I’ve been thinking a lot about progressions lately. This month’s site theme is the young athlete, and that goes hand in hand with progressions. I’ll also be moderating a panel discussion on the topic at GAIN in two weeks. As a result I’ve got a bunch of random ideas floating around in my head on the topic. The following is not a set of answers on how to progress the athlete, but rather a compilation of things I am thinking about.
Progression is not linear
We often think that progression is linear in the sense that rate of improvement will remain relatively constant and the path ahead is clear. Neither is true. Athletes will reach plateaus and even regress before they make the next breakthrough. Vern Gambetta put this point best in a blog post from several years ago:
Progression demands mastery of each step before moving to the next step. In no way is it linear and entirely predictable. There is huge individual variability in how athlete’s progress at different stages of their career and how they adapt to varied training stimuli.
Frans Bosch makes a similar point in his book Strength Training and Coordination: An Integrative Approach:
That mastery of each step is also essential. Stability is as important as progression. In fact, it is more important. If the athlete has not solidified a skill, there is no sense in progressing to the next level as the gains will be illusory.
Progression as a balancing act
It is easy to think of progression in simple terms: we want to progress the athlete. But when you break it down, the whole concept is a lot more complex. We want to progress their strength, technique, mental preparation, tactics, etc. Trying to improve everything at once might be possible in some situations, but more often than not progression is a balancing act where coaches have to figure out where to press forward at each moment and then bring the whole system back into balance afterwards.
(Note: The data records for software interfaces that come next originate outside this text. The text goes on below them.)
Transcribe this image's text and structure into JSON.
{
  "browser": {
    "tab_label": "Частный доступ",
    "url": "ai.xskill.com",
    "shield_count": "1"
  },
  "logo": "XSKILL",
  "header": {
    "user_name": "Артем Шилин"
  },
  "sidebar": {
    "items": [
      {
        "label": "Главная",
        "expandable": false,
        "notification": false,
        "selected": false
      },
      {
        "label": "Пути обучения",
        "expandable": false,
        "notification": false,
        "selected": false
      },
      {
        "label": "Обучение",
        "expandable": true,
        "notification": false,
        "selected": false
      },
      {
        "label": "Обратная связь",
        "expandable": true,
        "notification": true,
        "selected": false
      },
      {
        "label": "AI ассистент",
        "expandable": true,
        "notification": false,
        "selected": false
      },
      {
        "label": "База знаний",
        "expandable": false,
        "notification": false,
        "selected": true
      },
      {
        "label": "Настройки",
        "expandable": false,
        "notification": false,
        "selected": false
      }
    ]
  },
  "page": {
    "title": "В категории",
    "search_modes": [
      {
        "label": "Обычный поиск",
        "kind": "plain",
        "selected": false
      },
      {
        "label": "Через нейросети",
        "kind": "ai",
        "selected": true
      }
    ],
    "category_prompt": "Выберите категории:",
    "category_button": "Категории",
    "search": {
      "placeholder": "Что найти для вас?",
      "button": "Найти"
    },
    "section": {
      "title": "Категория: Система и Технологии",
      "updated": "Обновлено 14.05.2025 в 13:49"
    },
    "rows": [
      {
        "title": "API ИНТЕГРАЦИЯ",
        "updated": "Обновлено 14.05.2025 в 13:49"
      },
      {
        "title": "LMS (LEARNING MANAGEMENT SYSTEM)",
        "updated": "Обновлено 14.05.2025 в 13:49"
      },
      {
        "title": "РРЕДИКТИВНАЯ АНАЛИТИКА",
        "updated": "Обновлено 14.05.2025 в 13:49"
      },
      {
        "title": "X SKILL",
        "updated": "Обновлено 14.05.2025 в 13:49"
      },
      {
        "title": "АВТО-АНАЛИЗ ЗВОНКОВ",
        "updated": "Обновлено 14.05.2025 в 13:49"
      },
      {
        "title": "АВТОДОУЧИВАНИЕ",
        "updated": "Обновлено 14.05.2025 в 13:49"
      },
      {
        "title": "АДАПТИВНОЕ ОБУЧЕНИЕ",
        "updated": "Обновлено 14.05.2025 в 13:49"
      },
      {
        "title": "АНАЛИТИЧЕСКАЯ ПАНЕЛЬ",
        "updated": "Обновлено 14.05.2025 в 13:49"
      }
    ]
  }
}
In speaking with Mona Pretorius on this month’s hangout, she said she views progression for experienced athletes as troubleshooting. You find the weak link, focus on it, stabilize it, and then reassess. The whole body changes as you grow, so you are constantly assessing a new organism to find the way forward. Maybe a maximum strength deficit in the squat might be limiting and Olympic lifter. So they focus on that to progress, but solving that problem might create other imbalances. That balance act is the art of progression.
Top down vs. bottom up progressions
We might have a good idea about the end result we want to progress to, but the steps to get there could be so vast and varied that you can’t plan and predict what they will be. We talked a lot with James Marshall on GAINcast 160 about how futile it is to develop pathways in an attempt to reverse engineer champions in a top-down manner. Instead, he builds the progressions from the bottom up. As he mentioned in his article this month: “My approach is to start where the child is now, not where a model says they should be . . . using guided discovery at the younger ages rather than directions.” Go where the athlete leads you rather than where you want to take them.
Finding the starting point
Related to this, don’t let an athletes biological age, training age, apparent maturity, or competition level fool you when defining the starting point of a progression. In chatting with GAIN panel member Johnny Parkes this week, he sees this all the time. He is the Manager of Player ID and Development at USTA. Young teenagers will move to Florida to train with them. These are kids who are living away from home and traveling around the globe for tournaments at age 13, but you can’t let that fool you. All that means is they have spent a lot of time on the court, but in other areas of their life or physical preparation they may be real beginners, which affects how you progress them. And sometimes you even have to regress before you progress by breaking down bad habits to find a better starting point.
Progressions in a group environment
The topic of how to progress athletes in a group environment came up several times this month. As each athlete will be at a different place in their development, it can be difficult to create a flexible plan that will allow them to meet their individual needs and levels.
Jeremy Frisch and Greg Thompson on the podcast and James de Lacey on this month’s hangout all provided some examples of exercises they use that can be dialed up or down in training. That allows all athletes to do the same or similar exercises, while adjusting challenge to meet their need.
In continuing my conversation with Thompson off the air he pointed out another challenge he faces when it comes to progression. As a coach of primary school kids, he sees his student inconsistently and in different environments. Some kids might join him every morning, while others he only sees once a month for various reasons. How do you create progressions for that setup? Balance. As he told me: “I can’t be linear, I don’t have the same kids all the time so I have to create a good multivitamin. I have to be balanced all the time.” If a progression is balanced, kids can step in and out of it much easier.
No progression without athlete retention
My last thought is perhaps the most important: you have to stay in the sport in order to progress. Kids are dropping out of sport at alarming rates. Before we think about progressions we need to think about how to keep kids active in sport. At this month’s Inside Game conference in Geneva I got to hear from Sergio Lara-Bercial and Richard Bailey present on the topic. Bailey has done some great research on why kids start doing sports, and why they quit. These are important points to keep in mind when putting together a session: